Ross Cavitt had a nice enterprise story about WhiteWater’s plan to dig wells to supplement its water supply. The story gained nuance when Cavitt revealed that it ain’t likely the wells will help much.

Jovita Moore– substituting for the thankfully absent Monica Pearson– had the best scoop of the show: An exclusive interview with the new, and much-criticized CEO of Grady, Pam Stephenson. It was a nice lick for Moore, who frequently spends her days in the trenches covering news prior to her nightly anchor appearances at 5.

Lori Geary had a rare emotional story from the Capitol about school bullying. She deftly removed her earpiece during her live lead-in because a technical glitch created a distracting echo. Geary didn’t miss a beat.

Ashley Hayes had what could have been the show’s most interesting story: Cops in Hilton Head talked at length about the disappearance of an Atlanta couple, and the suicide of the main suspect. But the story lacked immediacy because it was obvious Hayes was relying on material fed from other TV stations based in SC.

WSB ran an anchor reader on a captured fugitive. They must have grit their teeth as they gave a photo courtesy to America’s Most Wanted, a show on their arch-competitor WAGA.

And then there was weather with Glenn Burns:


Afterward– live in the dreaded 6:30 slot– Tom Regan produced possibly the most watchable story of the day: A trade show that opened at the storm-battered World Congress Center. Apparently, the GWCC is in better shape than most expected.

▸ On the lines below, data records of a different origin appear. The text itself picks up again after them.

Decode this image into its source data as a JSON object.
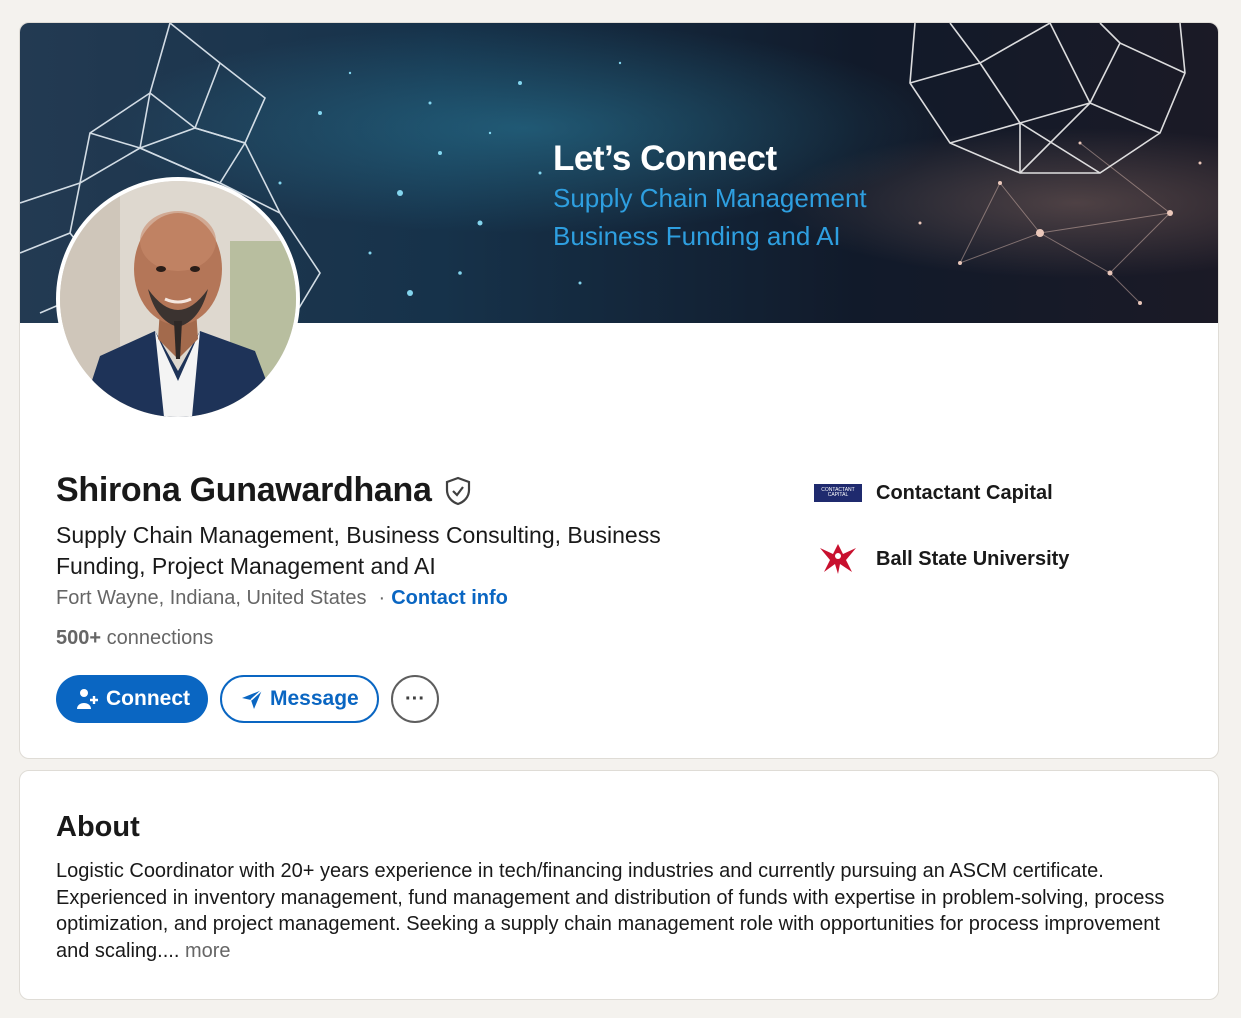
{
  "banner": {
    "headline": "Let’s Connect",
    "subline_1": "Supply Chain Management",
    "subline_2": "Business Funding and AI"
  },
  "profile": {
    "name": "Shirona Gunawardhana",
    "verified_icon": "shield-check-icon",
    "headline": "Supply Chain Management, Business Consulting, Business Funding, Project Management and AI",
    "location": "Fort Wayne, Indiana, United States",
    "separator": "·",
    "contact_info_label": "Contact info",
    "connections_count": "500+",
    "connections_label": "connections"
  },
  "actions": {
    "connect_label": "Connect",
    "message_label": "Message",
    "more_label": "···"
  },
  "organizations": [
    {
      "name": "Contactant Capital",
      "logo_text": "CONTACTANT CAPITAL",
      "icon": "company-logo"
    },
    {
      "name": "Ball State University",
      "icon": "cardinal-logo"
    }
  ],
  "about": {
    "title": "About",
    "text": "Logistic Coordinator with 20+ years experience in tech/financing industries and currently pursuing an ASCM certificate. Experienced in  inventory management, fund management and distribution of funds with expertise in problem-solving, process optimization, and project management. Seeking a supply chain management role with opportunities for process improvement and scaling....",
    "more_label": "more"
  },
  "colors": {
    "brand_blue": "#0a66c2",
    "banner_dark": "#0f1c2e",
    "banner_accent": "#2e9fe0",
    "page_bg": "#f4f2ee"
  }
}
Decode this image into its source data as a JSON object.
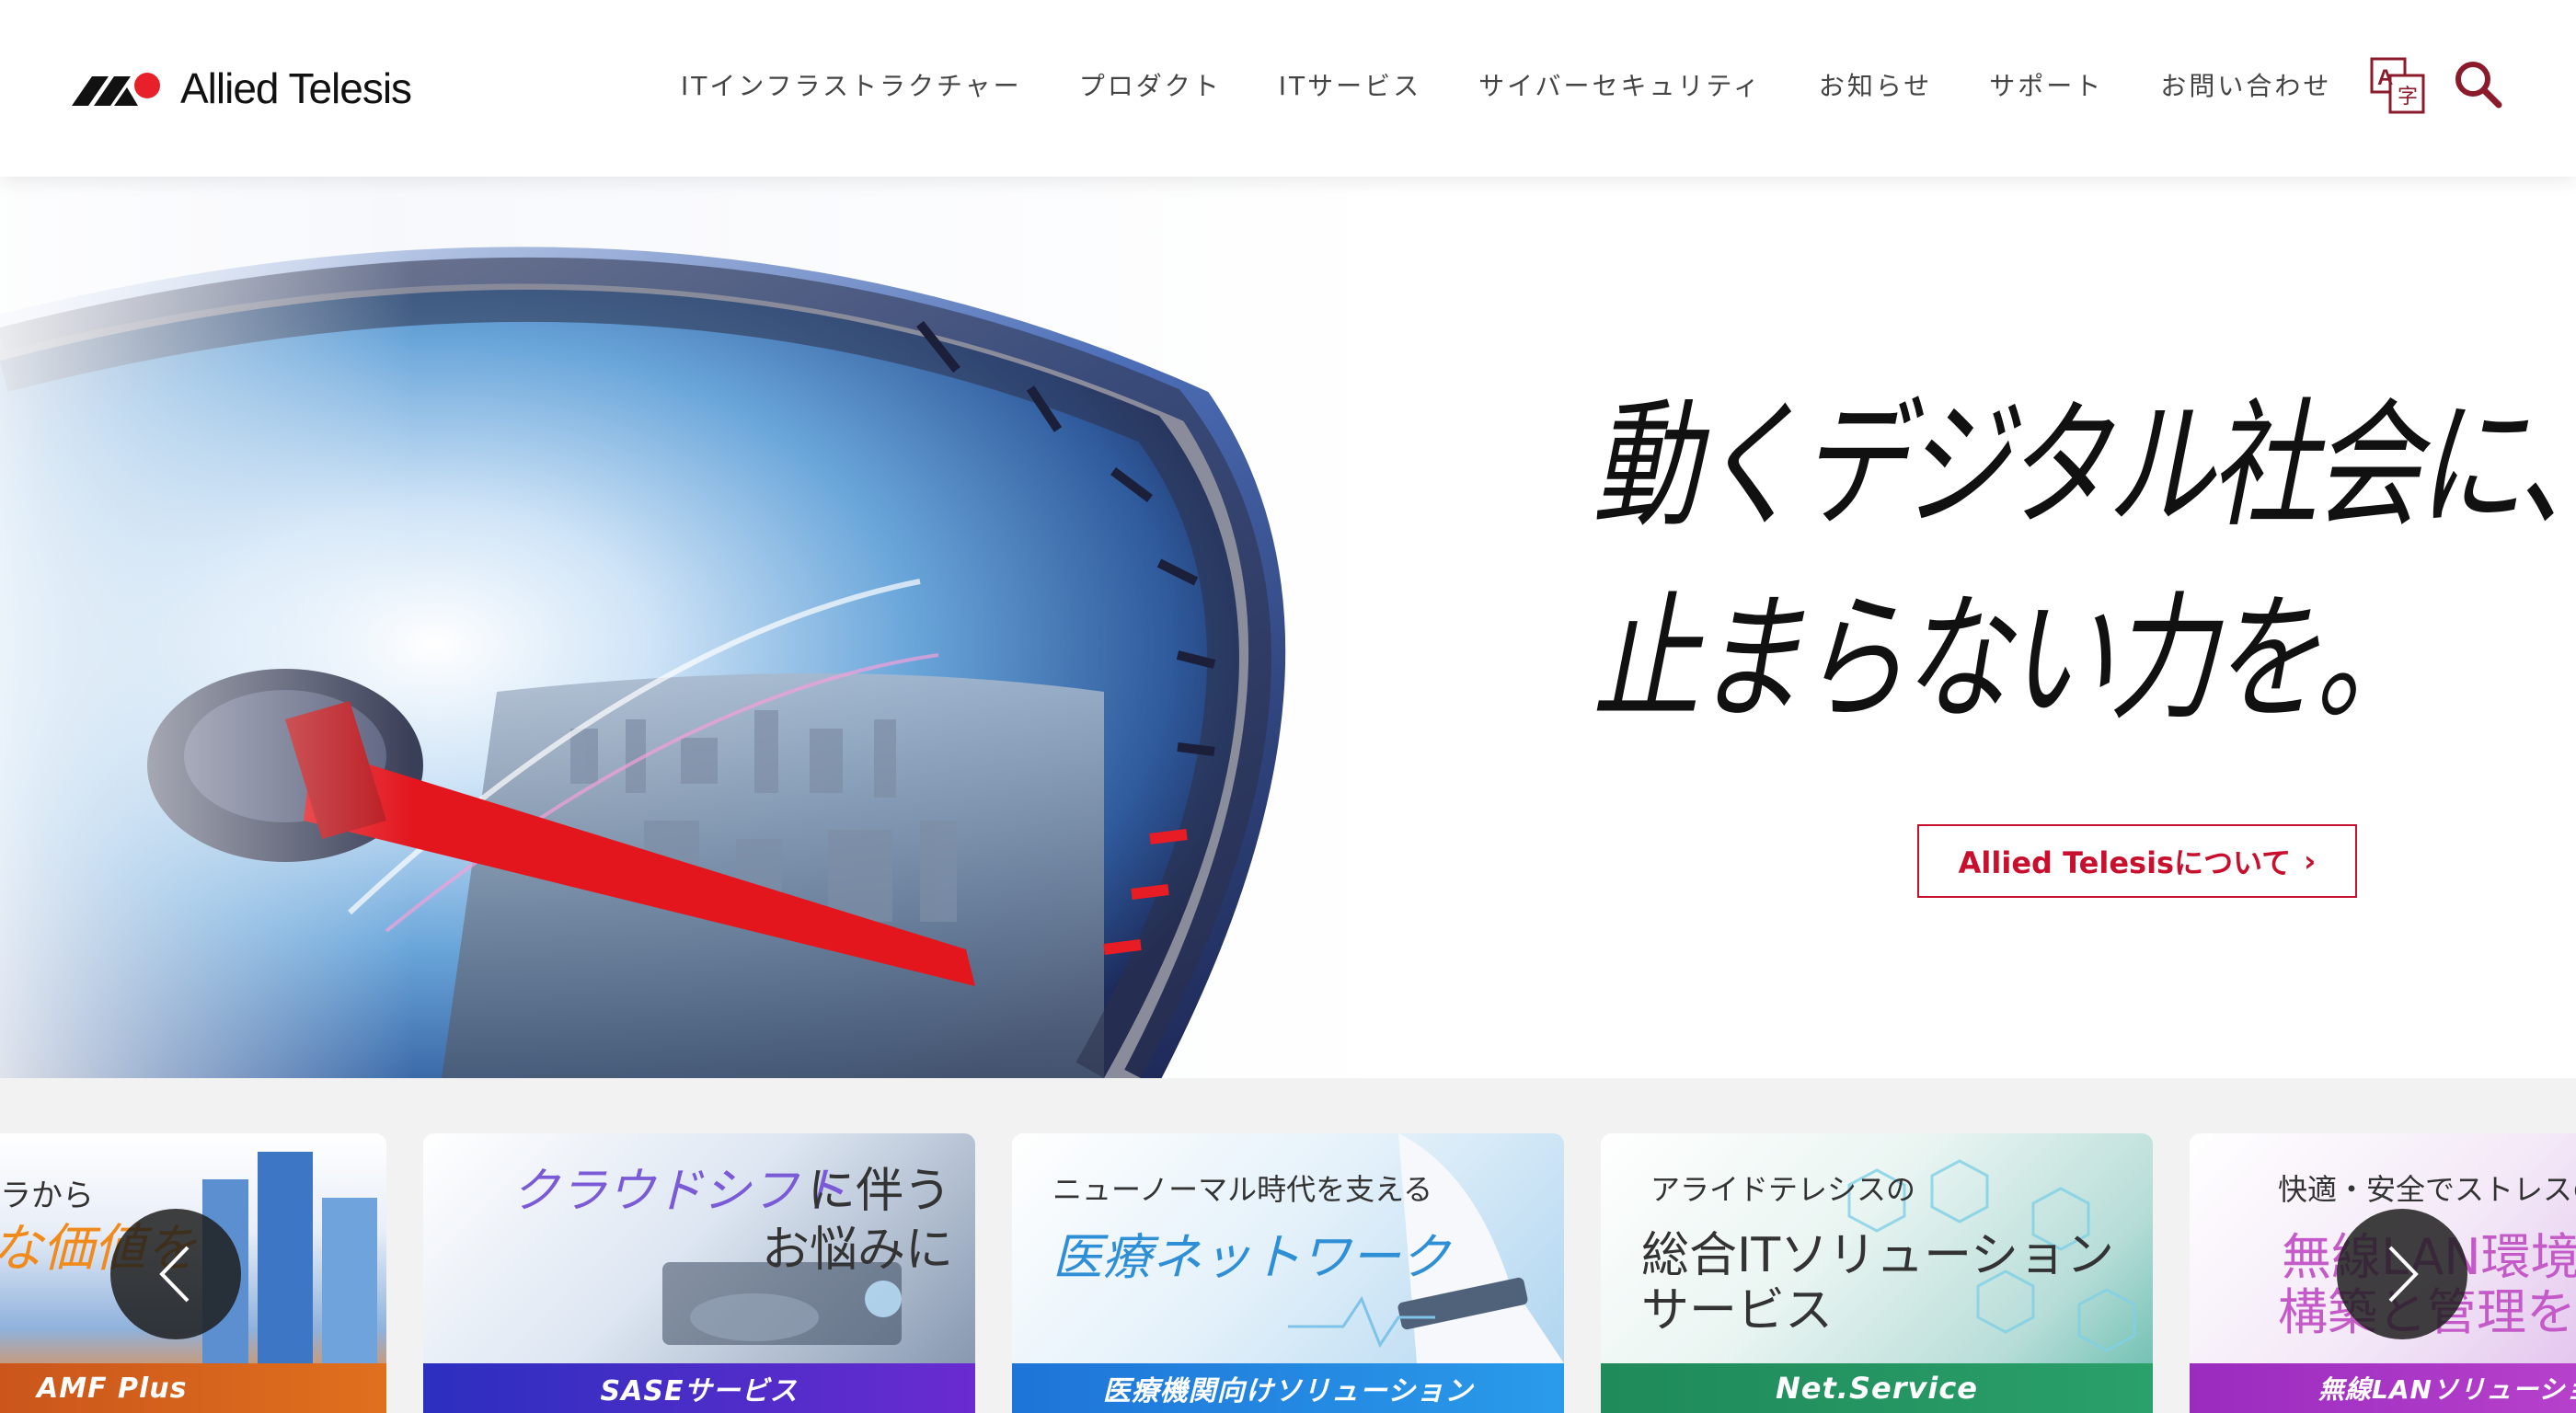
{
  "header": {
    "logo_text": "Allied Telesis",
    "nav": [
      "ITインフラストラクチャー",
      "プロダクト",
      "ITサービス",
      "サイバーセキュリティ",
      "お知らせ",
      "サポート",
      "お問い合わせ"
    ]
  },
  "hero": {
    "headline_line1": "動くデジタル社会に、",
    "headline_line2": "止まらない力を。",
    "button_label": "Allied Telesisについて",
    "button_chevron": "›"
  },
  "carousel": {
    "cards": [
      {
        "line1": "ラから",
        "line2": "な価値を",
        "caption": "AMF Plus"
      },
      {
        "line1": "に伴う",
        "line1_accent": "クラウドシフト",
        "line2": "お悩みに",
        "caption": "SASEサービス"
      },
      {
        "line1": "ニューノーマル時代を支える",
        "line2": "医療ネットワーク",
        "caption": "医療機関向けソリューション"
      },
      {
        "line1": "アライドテレシスの",
        "line2": "総合ITソリューション",
        "line3": "サービス",
        "caption": "Net.Service"
      },
      {
        "line1": "快適・安全でストレスの",
        "line2": "無線LAN環境",
        "line3": "構築と管理を実",
        "caption": "無線LANソリューション"
      }
    ]
  },
  "colors": {
    "brand_red": "#c8102e",
    "text_dark": "#111111",
    "nav_text": "#444444",
    "icon_maroon": "#8b1a2b"
  },
  "icons": [
    "translate-icon",
    "search-icon",
    "chevron-left-icon",
    "chevron-right-icon"
  ]
}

Ryan Young had the gratuitous live shot of the night: “Live in midtown” with a story about a robbery in DeKalb Co. “Live in midtown?” That’s WSB telling the world that they’re making one of their reporters stand on the lawn of the TV station on Peachtree. Why? Who knows.

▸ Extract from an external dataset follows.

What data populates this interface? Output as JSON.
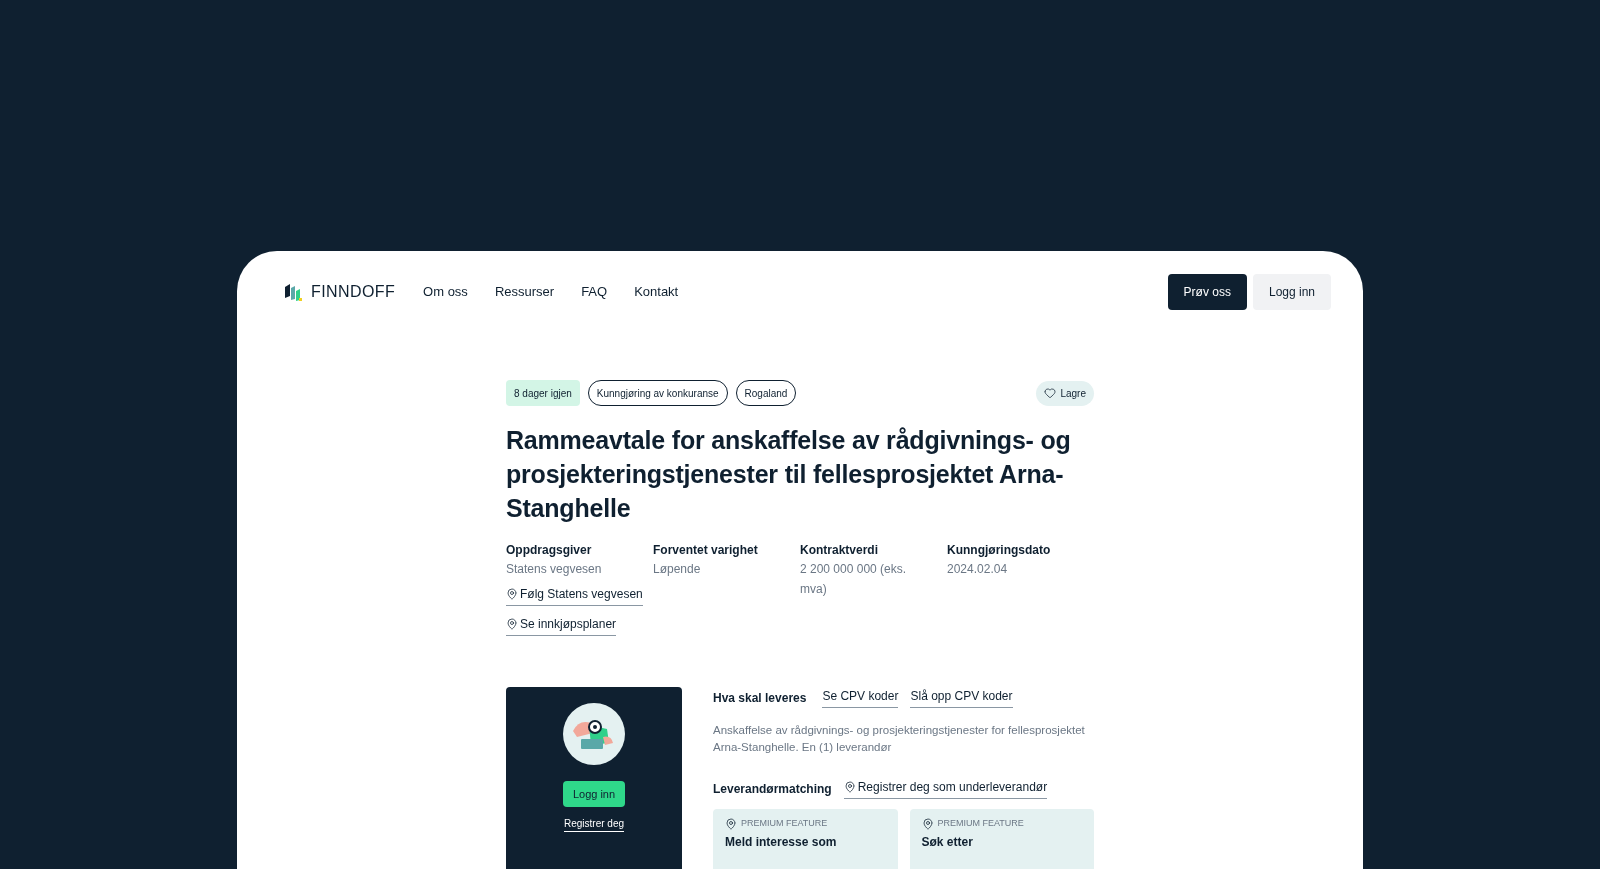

Sports had the best surprise: Bill Hartman reported on new seats at Turner Field, built in front of the previous front row. The story showed rows of seats that drift absurdly close to home plate– the closest spectator view in all of MLB, according to Hartman. Local TV sports no longer exists in many markets– yielding to the hegemony of ESPN. Atlanta retains a lively and competitive local sports presence. It’s often worth watching.

Perhaps we’ll slog through the 6 o’clock show of another station next time.